Suffering is something that we don’t like. Nobody wants to suffer, so we do whatever we can to avoid it. Many people ask how God can allow suffering – if He’s so good, then why do bad things happen?
We discussed that yesterday morning in my RCIA group. One of the things that came up was paradoxes – things that seem bad but are really good. There are many things in the Holy Week story that are paradoxical. A king suffering. Death bringing life. Crowds that screamed “Hosanna” one day and “Crucify Him!” a few days later.
As we discussed this, we turned to the person next to us to share a paradox in our lives. I hesitated to share the one thing that I thought of – something that most people would say was bad, but was actually a good thing. My partner went first. She shared a situation similar to what I had gone through. That allowed me to share my situation.
We talked about our pain and also our joy at the good that had come from the bad. Looking back, we can see how God was with us through the suffering, making us stronger, teaching us about Himself.
It is also a comfort to me to know that, however much I suffer, Jesus knows how it feels. He suffered too. If I have felt betrayed, wounded by those who should have loved me, how much more has He felt that way? I thought of Him riding through the crowds on Palm Sunday. He knew what was to come during Holy Week just as well as we do today. He knew that in a few days these people would turn against Him. I would have wanted to turn and run, yet He kept riding. He still gave Himself for them — and for us.
If you’re looking for ways to fully appreciate the liturgical seasons of the Church, I highly recommend Maria von Trapp’s book Around the Year with the von Trapp Family. She refers to Holy Week as Passiontide and explains:
The liturgy follows Christ’s early life step by step. During the Christmas season, we learn of the birth in the stable, the adoration of the shepherd, the slaughter of the innocents, the flight into Egypt, the adoration of the Magi, and finally the return from Egypt. Then we meet Our Lord again at His baptism, we accompany Him into the desert on His fast, and we go with Him for the first and second years of His public life; we listen to His parables, we admired His miracles, and we unite our hearts with Him in His life of toil and missionary love for us.
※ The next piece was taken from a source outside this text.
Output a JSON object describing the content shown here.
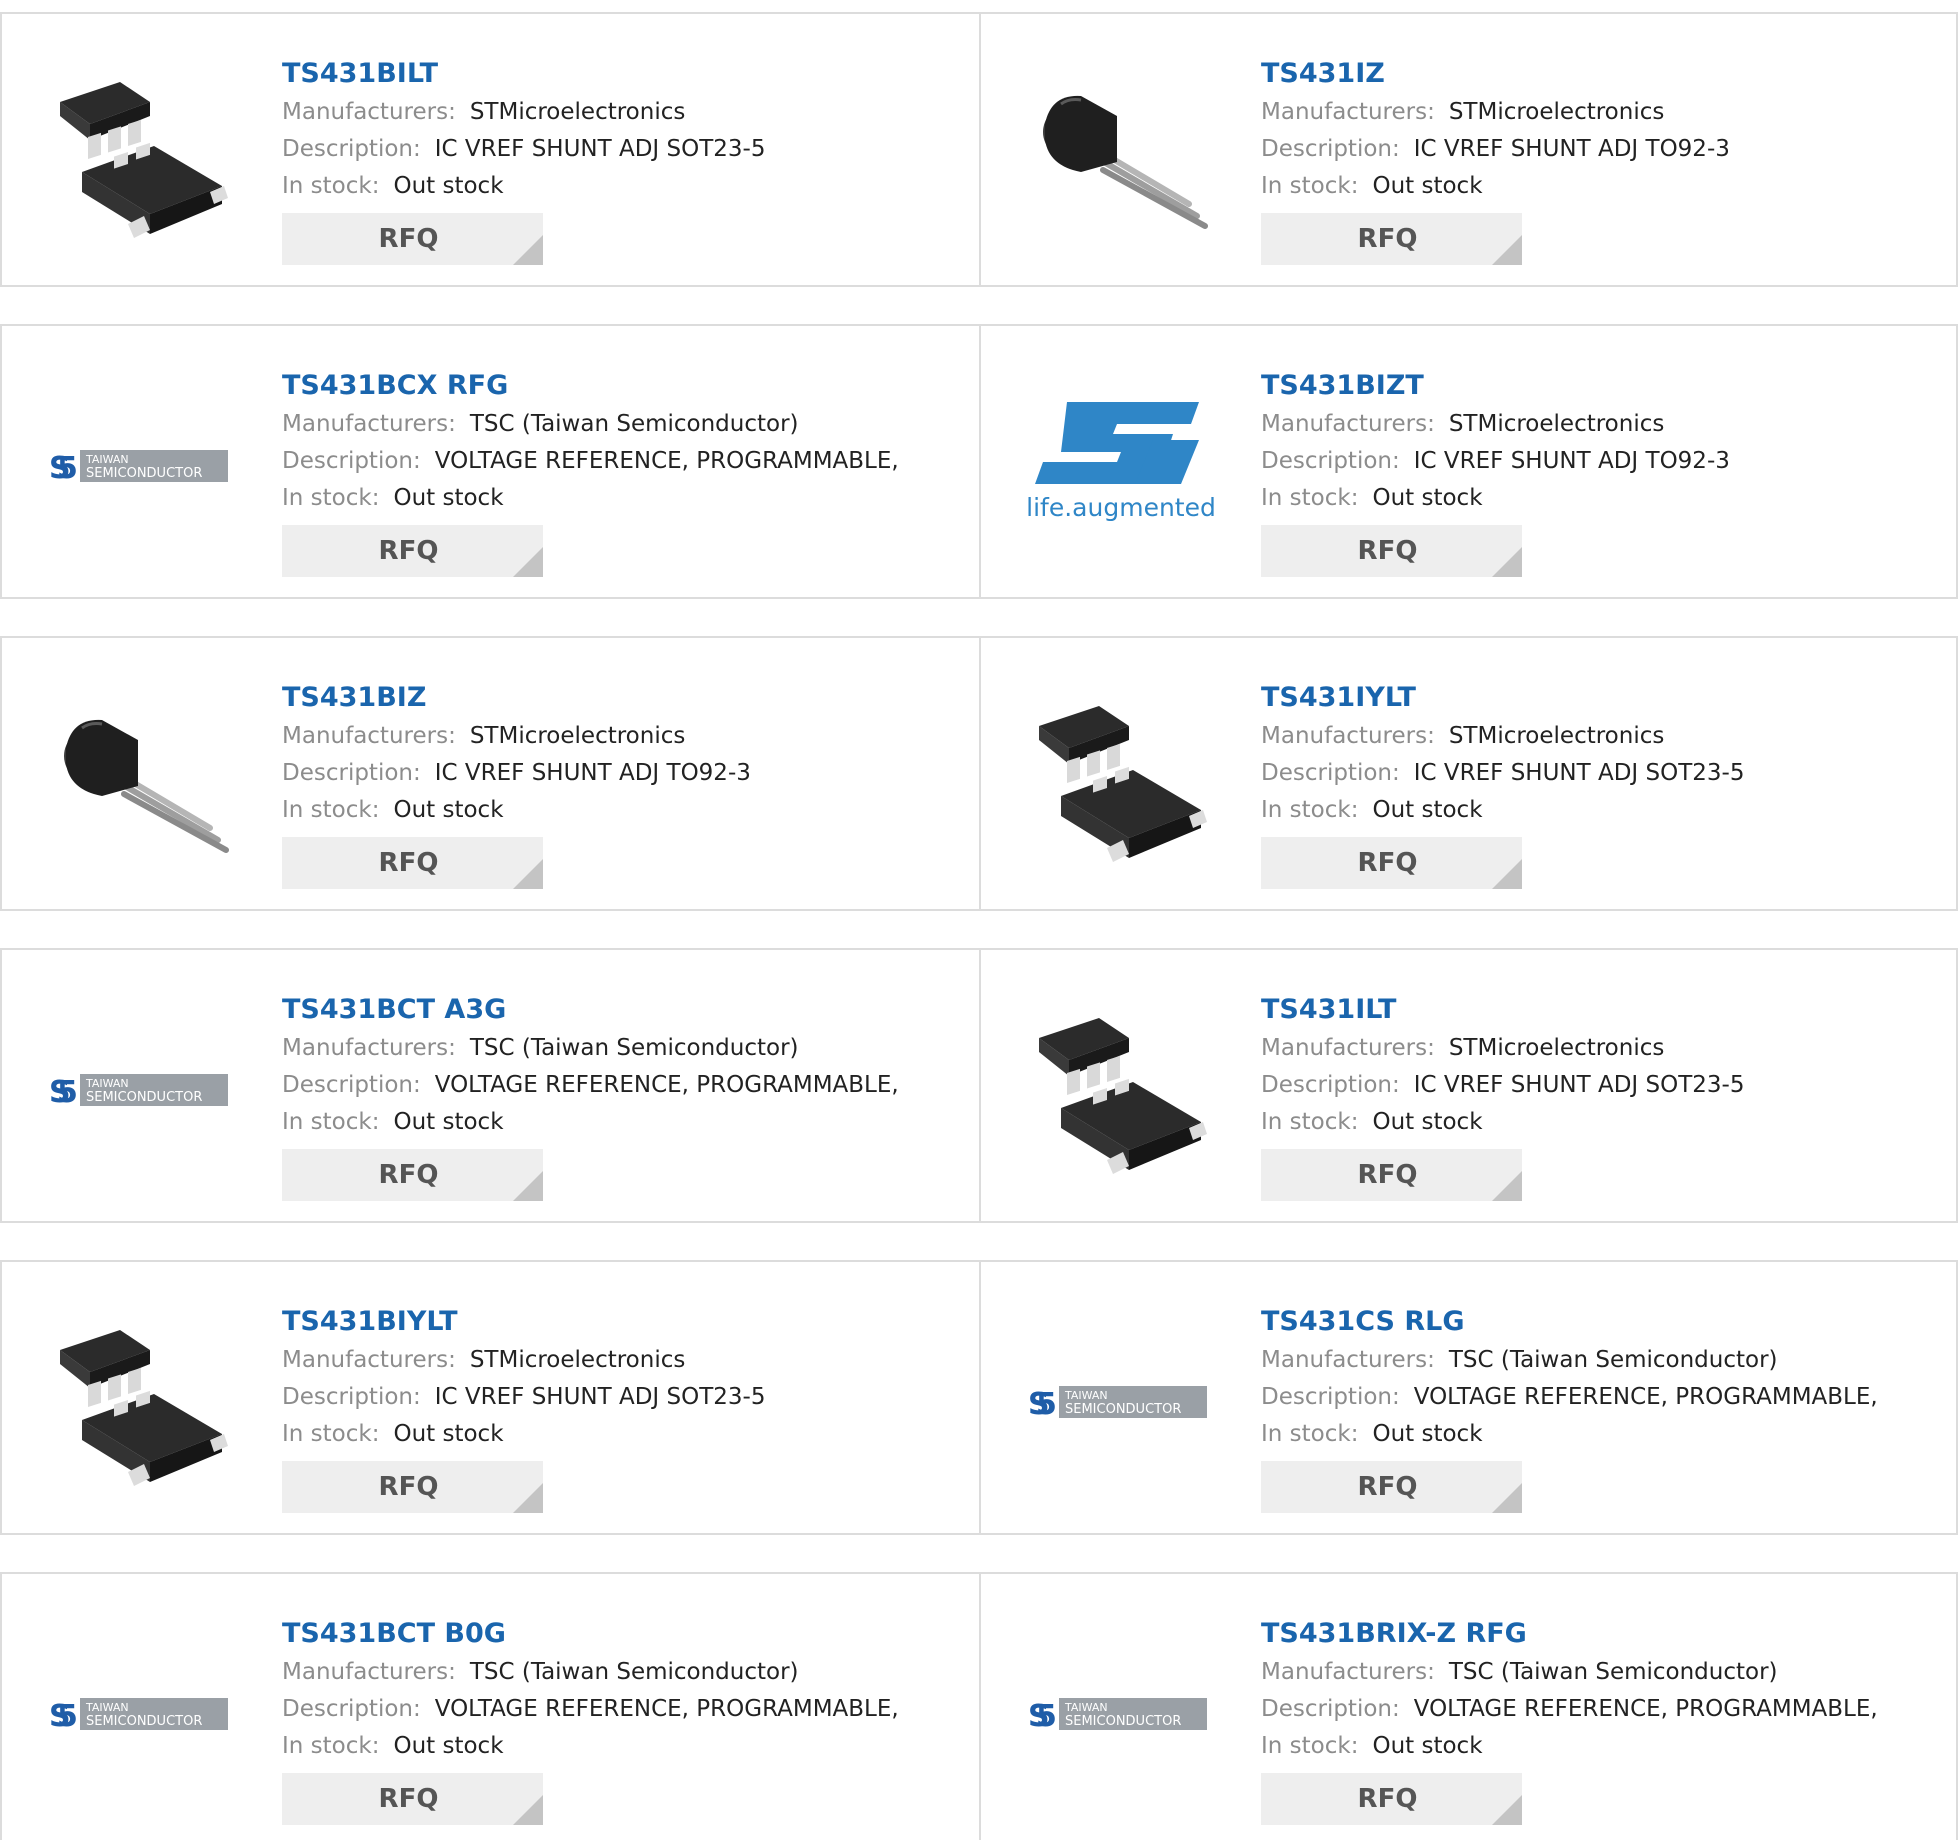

Now four weeks of instruction have passed. We have followed Our Lord in His apostolic ministry and have reached the moment when, together with Holy Mother Church, we shall contemplate the sorrowful happenings of the last year (during Passion Week) and the last week (during Holy Week) of His life here on earth. We can feel the hatred of Christ’s enemies growing day by day. On Good Friday we shall witness once more the most frightening of all happenings, foretold by the prophets and even by Our Lord Himself, the bloody drama of Calvary.
Maria shares specific traditions that her family practiced during Holy Week. These traditions help us to appreciate and go deeper into our faith. Whether you’re new to the Church as I am, or a cradle Catholic, Maria’s warm memories and ideas are sure to inspire you with a deep love for the season of the Church.
What do you think of the paradox of Holy Week? Do you have any special tradition for this time?
His ways are not our ways. There’s a song that says, “You picked such a strange way to save the world.” It’s true, but I’m glad He did. It makes everything so much more bearable to know He always has a good purpose for our suffering.